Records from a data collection
════════════════

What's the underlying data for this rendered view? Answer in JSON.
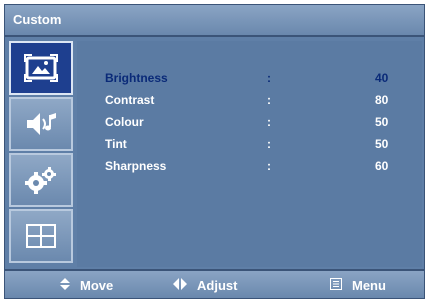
{
  "title": "Custom",
  "sidebar": {
    "tabs": [
      {
        "name": "picture-icon",
        "active": true
      },
      {
        "name": "sound-icon",
        "active": false
      },
      {
        "name": "settings-gears-icon",
        "active": false
      },
      {
        "name": "layout-grid-icon",
        "active": false
      }
    ]
  },
  "menu": {
    "items": [
      {
        "label": "Brightness",
        "separator": ":",
        "value": "40",
        "selected": true
      },
      {
        "label": "Contrast",
        "separator": ":",
        "value": "80",
        "selected": false
      },
      {
        "label": "Colour",
        "separator": ":",
        "value": "50",
        "selected": false
      },
      {
        "label": "Tint",
        "separator": ":",
        "value": "50",
        "selected": false
      },
      {
        "label": "Sharpness",
        "separator": ":",
        "value": "60",
        "selected": false
      }
    ]
  },
  "footer": {
    "move_label": "Move",
    "adjust_label": "Adjust",
    "menu_label": "Menu"
  },
  "colors": {
    "panel": "#5f7fa7",
    "selected_text": "#0a2a78",
    "active_tab": "#1e3f8f",
    "text": "#ffffff"
  }
}
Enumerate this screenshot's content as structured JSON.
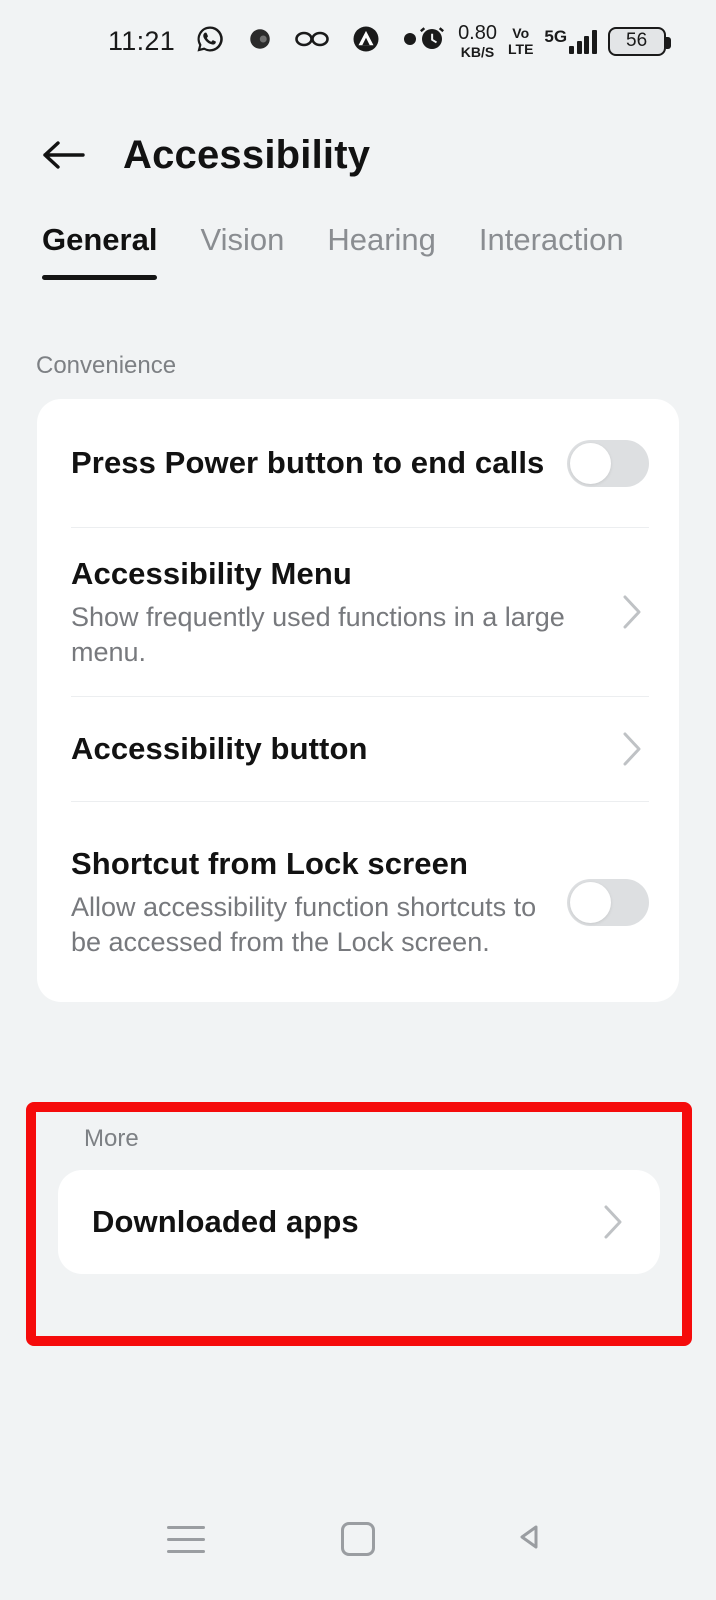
{
  "status_bar": {
    "time": "11:21",
    "icons": [
      "whatsapp-icon",
      "circle-app-icon",
      "glasses-icon",
      "triangle-circle-icon",
      "dot-icon"
    ],
    "net_speed_value": "0.80",
    "net_speed_unit": "KB/S",
    "volte_line1": "Vo",
    "volte_line2": "LTE",
    "network_type": "5G",
    "battery_level": "56"
  },
  "header": {
    "title": "Accessibility",
    "back_label": "Back"
  },
  "tabs": [
    {
      "label": "General",
      "active": true
    },
    {
      "label": "Vision",
      "active": false
    },
    {
      "label": "Hearing",
      "active": false
    },
    {
      "label": "Interaction",
      "active": false
    }
  ],
  "sections": [
    {
      "label": "Convenience",
      "rows": [
        {
          "title": "Press Power button to end calls",
          "subtitle": "",
          "control": "toggle",
          "toggle_state": "off"
        },
        {
          "title": "Accessibility Menu",
          "subtitle": "Show frequently used functions in a large menu.",
          "control": "chevron",
          "toggle_state": ""
        },
        {
          "title": "Accessibility button",
          "subtitle": "",
          "control": "chevron",
          "toggle_state": ""
        },
        {
          "title": "Shortcut from Lock screen",
          "subtitle": "Allow accessibility function shortcuts to be accessed from the Lock screen.",
          "control": "toggle",
          "toggle_state": "off"
        }
      ]
    },
    {
      "label": "More",
      "highlighted": true,
      "rows": [
        {
          "title": "Downloaded apps",
          "subtitle": "",
          "control": "chevron",
          "toggle_state": ""
        }
      ]
    }
  ],
  "highlight": {
    "color": "#f50b0b"
  },
  "nav_bar": {
    "recents_label": "Recents",
    "home_label": "Home",
    "back_label": "Back"
  },
  "colors": {
    "background": "#f1f3f4",
    "card": "#ffffff",
    "text_primary": "#121212",
    "text_secondary": "#77797d",
    "accent_highlight": "#f50b0b"
  }
}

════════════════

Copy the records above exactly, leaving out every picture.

What's the underlying data for this rendered view? Answer in JSON.
{
  "title": "Custom",
  "sidebar": {
    "tabs": [
      {
        "name": "picture-icon",
        "active": true
      },
      {
        "name": "sound-icon",
        "active": false
      },
      {
        "name": "settings-gears-icon",
        "active": false
      },
      {
        "name": "layout-grid-icon",
        "active": false
      }
    ]
  },
  "menu": {
    "items": [
      {
        "label": "Brightness",
        "separator": ":",
        "value": "40",
        "selected": true
      },
      {
        "label": "Contrast",
        "separator": ":",
        "value": "80",
        "selected": false
      },
      {
        "label": "Colour",
        "separator": ":",
        "value": "50",
        "selected": false
      },
      {
        "label": "Tint",
        "separator": ":",
        "value": "50",
        "selected": false
      },
      {
        "label": "Sharpness",
        "separator": ":",
        "value": "60",
        "selected": false
      }
    ]
  },
  "footer": {
    "move_label": "Move",
    "adjust_label": "Adjust",
    "menu_label": "Menu"
  },
  "colors": {
    "panel": "#5f7fa7",
    "selected_text": "#0a2a78",
    "active_tab": "#1e3f8f",
    "text": "#ffffff"
  }
}
Enumerate this screenshot's content as structured JSON.
{
  "status_bar": {
    "time": "11:21",
    "icons": [
      "whatsapp-icon",
      "circle-app-icon",
      "glasses-icon",
      "triangle-circle-icon",
      "dot-icon"
    ],
    "net_speed_value": "0.80",
    "net_speed_unit": "KB/S",
    "volte_line1": "Vo",
    "volte_line2": "LTE",
    "network_type": "5G",
    "battery_level": "56"
  },
  "header": {
    "title": "Accessibility",
    "back_label": "Back"
  },
  "tabs": [
    {
      "label": "General",
      "active": true
    },
    {
      "label": "Vision",
      "active": false
    },
    {
      "label": "Hearing",
      "active": false
    },
    {
      "label": "Interaction",
      "active": false
    }
  ],
  "sections": [
    {
      "label": "Convenience",
      "rows": [
        {
          "title": "Press Power button to end calls",
          "subtitle": "",
          "control": "toggle",
          "toggle_state": "off"
        },
        {
          "title": "Accessibility Menu",
          "subtitle": "Show frequently used functions in a large menu.",
          "control": "chevron",
          "toggle_state": ""
        },
        {
          "title": "Accessibility button",
          "subtitle": "",
          "control": "chevron",
          "toggle_state": ""
        },
        {
          "title": "Shortcut from Lock screen",
          "subtitle": "Allow accessibility function shortcuts to be accessed from the Lock screen.",
          "control": "toggle",
          "toggle_state": "off"
        }
      ]
    },
    {
      "label": "More",
      "highlighted": true,
      "rows": [
        {
          "title": "Downloaded apps",
          "subtitle": "",
          "control": "chevron",
          "toggle_state": ""
        }
      ]
    }
  ],
  "highlight": {
    "color": "#f50b0b"
  },
  "nav_bar": {
    "recents_label": "Recents",
    "home_label": "Home",
    "back_label": "Back"
  },
  "colors": {
    "background": "#f1f3f4",
    "card": "#ffffff",
    "text_primary": "#121212",
    "text_secondary": "#77797d",
    "accent_highlight": "#f50b0b"
  }
}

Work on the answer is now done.